Outsourcing positions can be life-saving to companies that don’t have enough cash to pay a full-time employee. Since Thomas created Advanced CFO Solutions 17 years ago to outsource financial services, more than 600 companies have turned to him for assistance. He has served as the temporary CFO for more than 75 businesses including Skullcandy, Ancestry.com, Simply Mac, Modern Display and Lewis Bros. Stages.
“This way they don’t have to hire a CFO until it’s time,” he says. “Startup capital is difficult to come by, so do everything you can do to bootstrap until you have some customers and traction, until you can get some investors.”
Some of the top reasons businesses fail is because of poor management (the owner didn’t seek the correct team members); poor understanding of customers’ needs; and not enough capital because the company didn’t get an accurate cash forecast, didn’t account for all contingencies or just ran out of cash.
Raising money is vital. Work with partners, angel investors, small business loans or just bootstrap as long as necessary—but Thomas suggests that partners avoid taking money from family members, because it often ends up straining relationships.
“Don’t borrow from who we call family, friends and soon-to-be former friends,” Thomas says. “It’s a whole lot harder on the friendship if the [business] isn’t working.”
Remember that even though your innovative idea is bound to be a success, startups are about people and partnerships. Finding a co-founder can be the single largest hurdle for an entrepreneur hoping to launch a business they are passionate about.
It’s usually easy to find someone you are compatible with, someone with your same skills and talents, but in order for your business to succeed, you should look for someone whose abilities bring something to the company that you can’t.

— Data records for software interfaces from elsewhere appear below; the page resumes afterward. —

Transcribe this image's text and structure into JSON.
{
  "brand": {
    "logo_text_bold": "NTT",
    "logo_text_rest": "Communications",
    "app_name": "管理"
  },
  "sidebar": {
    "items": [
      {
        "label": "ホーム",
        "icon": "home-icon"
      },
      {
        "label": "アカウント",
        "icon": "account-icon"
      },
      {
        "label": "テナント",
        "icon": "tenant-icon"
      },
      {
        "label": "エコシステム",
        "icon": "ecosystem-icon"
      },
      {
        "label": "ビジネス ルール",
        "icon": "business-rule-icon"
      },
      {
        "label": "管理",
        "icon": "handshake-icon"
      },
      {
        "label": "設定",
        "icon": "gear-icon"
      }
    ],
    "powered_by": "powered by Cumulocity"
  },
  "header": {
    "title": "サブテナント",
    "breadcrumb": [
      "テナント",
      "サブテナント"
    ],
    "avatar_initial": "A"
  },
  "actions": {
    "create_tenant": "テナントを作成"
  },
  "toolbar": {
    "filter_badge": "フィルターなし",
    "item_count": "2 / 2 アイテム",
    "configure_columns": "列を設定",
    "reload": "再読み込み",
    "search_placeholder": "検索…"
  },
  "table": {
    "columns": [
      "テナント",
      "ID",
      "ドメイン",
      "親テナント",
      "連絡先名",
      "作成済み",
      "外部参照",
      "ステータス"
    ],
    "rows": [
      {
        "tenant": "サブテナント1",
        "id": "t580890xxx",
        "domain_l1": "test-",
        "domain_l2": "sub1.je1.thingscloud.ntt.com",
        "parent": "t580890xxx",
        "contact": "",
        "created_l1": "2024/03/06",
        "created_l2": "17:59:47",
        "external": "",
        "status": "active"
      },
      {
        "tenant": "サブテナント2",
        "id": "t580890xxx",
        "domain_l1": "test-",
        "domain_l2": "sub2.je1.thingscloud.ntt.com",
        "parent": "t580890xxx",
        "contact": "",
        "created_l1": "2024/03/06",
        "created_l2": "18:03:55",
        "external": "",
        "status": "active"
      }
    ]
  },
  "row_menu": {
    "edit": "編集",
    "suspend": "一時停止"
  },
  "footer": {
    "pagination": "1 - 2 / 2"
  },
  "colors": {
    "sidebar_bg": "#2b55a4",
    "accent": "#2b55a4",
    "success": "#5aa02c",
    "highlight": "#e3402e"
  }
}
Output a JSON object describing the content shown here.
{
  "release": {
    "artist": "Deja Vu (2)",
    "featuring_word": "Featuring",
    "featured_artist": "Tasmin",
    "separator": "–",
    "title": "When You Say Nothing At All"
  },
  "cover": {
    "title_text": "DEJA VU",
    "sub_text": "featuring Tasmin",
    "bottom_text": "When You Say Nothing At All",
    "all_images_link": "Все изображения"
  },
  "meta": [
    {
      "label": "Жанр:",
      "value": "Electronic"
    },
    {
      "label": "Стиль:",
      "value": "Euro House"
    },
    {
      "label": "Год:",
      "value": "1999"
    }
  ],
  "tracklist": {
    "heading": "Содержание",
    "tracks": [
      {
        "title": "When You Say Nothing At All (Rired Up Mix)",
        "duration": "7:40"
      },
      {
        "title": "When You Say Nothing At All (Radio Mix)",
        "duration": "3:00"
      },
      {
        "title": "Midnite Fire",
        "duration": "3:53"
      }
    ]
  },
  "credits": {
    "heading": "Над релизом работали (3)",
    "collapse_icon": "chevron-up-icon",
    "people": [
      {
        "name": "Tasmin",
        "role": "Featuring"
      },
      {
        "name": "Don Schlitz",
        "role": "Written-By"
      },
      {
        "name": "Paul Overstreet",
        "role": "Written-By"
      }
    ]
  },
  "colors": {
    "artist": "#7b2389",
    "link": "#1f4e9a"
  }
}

“I’m of the opinion that teams are really good [when] there’s complementary skill sets,” Hanks says. “I’m willing to bet that 99 out of 100 successful teams started out knowing each other and [previously] worked together.”